Between May 1999 and September 2000, Stanford Research International (SRI), under
DoD contract, looked for squalene in anthrax vaccine. At the limit of detectability
of SRI's test, 140 parts per billion, SRI found no squalene in anthrax vaccine.
The link above provides SRI's findings, as well as FDA's findings.
In September 2000, DoD became aware of FDA test results finding trace amounts of
squalene in three out of three US vaccines tested, including anthrax vaccine. The
level of squalene identified by the FDA test is so minute that it is likely a trace
natural component of bacteria. There are no live bacteria in these vaccines.
The FDA's test is more sensitive than the SRI test. The FDA test, which was developed
later, can detect as little as 10 parts per billion. The FDA found squalene at 10
to 83 parts per billion in various lots of anthrax vaccine. FDA's findings are provided
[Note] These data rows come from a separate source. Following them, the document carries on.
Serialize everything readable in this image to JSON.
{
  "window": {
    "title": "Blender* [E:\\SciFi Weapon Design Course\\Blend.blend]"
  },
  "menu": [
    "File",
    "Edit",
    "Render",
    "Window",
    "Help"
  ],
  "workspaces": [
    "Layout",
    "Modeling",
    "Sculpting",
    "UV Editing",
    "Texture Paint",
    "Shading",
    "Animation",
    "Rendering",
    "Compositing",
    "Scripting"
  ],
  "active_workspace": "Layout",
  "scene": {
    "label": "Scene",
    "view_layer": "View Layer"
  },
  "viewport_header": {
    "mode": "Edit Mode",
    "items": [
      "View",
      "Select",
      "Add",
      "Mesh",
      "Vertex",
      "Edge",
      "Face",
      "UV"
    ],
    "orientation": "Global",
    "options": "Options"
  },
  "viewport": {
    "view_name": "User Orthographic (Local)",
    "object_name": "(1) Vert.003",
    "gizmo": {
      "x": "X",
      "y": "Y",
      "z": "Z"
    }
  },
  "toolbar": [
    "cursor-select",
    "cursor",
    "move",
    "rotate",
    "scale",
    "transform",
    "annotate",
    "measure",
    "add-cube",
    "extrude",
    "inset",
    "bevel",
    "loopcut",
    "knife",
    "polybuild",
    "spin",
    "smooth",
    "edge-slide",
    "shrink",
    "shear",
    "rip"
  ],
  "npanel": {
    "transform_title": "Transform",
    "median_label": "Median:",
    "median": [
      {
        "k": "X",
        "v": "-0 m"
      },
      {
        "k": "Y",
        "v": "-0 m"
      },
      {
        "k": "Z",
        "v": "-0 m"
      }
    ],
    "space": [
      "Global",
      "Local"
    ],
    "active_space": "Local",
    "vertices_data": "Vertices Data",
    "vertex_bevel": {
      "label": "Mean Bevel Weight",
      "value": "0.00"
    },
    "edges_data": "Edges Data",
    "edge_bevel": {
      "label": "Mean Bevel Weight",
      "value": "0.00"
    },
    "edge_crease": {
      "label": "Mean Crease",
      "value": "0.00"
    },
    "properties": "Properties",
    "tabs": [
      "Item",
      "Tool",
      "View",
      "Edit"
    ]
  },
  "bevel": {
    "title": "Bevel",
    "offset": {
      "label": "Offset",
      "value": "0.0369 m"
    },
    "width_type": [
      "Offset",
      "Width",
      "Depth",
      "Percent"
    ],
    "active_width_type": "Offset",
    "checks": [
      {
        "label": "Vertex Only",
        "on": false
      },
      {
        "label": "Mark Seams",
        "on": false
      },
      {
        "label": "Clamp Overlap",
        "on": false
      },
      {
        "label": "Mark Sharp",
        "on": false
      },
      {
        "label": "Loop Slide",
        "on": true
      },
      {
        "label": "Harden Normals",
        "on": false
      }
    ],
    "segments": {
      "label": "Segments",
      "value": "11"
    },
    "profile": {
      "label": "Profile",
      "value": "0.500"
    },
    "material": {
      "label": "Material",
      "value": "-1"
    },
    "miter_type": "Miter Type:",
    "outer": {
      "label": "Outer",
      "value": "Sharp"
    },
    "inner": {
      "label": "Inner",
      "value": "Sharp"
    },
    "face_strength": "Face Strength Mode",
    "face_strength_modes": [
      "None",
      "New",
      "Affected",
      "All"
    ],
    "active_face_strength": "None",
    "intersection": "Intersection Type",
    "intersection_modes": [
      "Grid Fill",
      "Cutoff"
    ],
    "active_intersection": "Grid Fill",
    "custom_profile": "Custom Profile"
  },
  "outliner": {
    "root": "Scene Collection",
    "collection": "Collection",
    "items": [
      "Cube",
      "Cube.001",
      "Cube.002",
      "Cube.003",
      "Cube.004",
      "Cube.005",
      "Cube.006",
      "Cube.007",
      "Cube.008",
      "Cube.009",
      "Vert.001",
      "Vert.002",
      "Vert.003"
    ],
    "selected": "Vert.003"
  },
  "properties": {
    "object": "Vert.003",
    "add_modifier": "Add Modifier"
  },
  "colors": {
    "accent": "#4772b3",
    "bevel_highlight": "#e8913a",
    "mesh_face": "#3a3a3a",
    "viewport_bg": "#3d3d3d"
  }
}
at the link above.
The trace level of squalene found by the FDA in anthrax vaccine is less than the
concentration naturally present in human blood (250 parts per billion). So trace
amounts of squalene are unlikely to have any biological effect. In fact, without
squalene in the body to manufacture cholesterol and hormones, we would die. In Congressional
testimony on 3 October 2000, the FDA's Mark Elengold said that the trace quantities
of squalene detected can be considered "both naturally occurring and safe."
DoD asked SRI to improve its test methods to match or exceed that of the FDA. We
will report those results here when available. Our intent is to test all available
lots of anthrax vaccine, using the more sensitive test.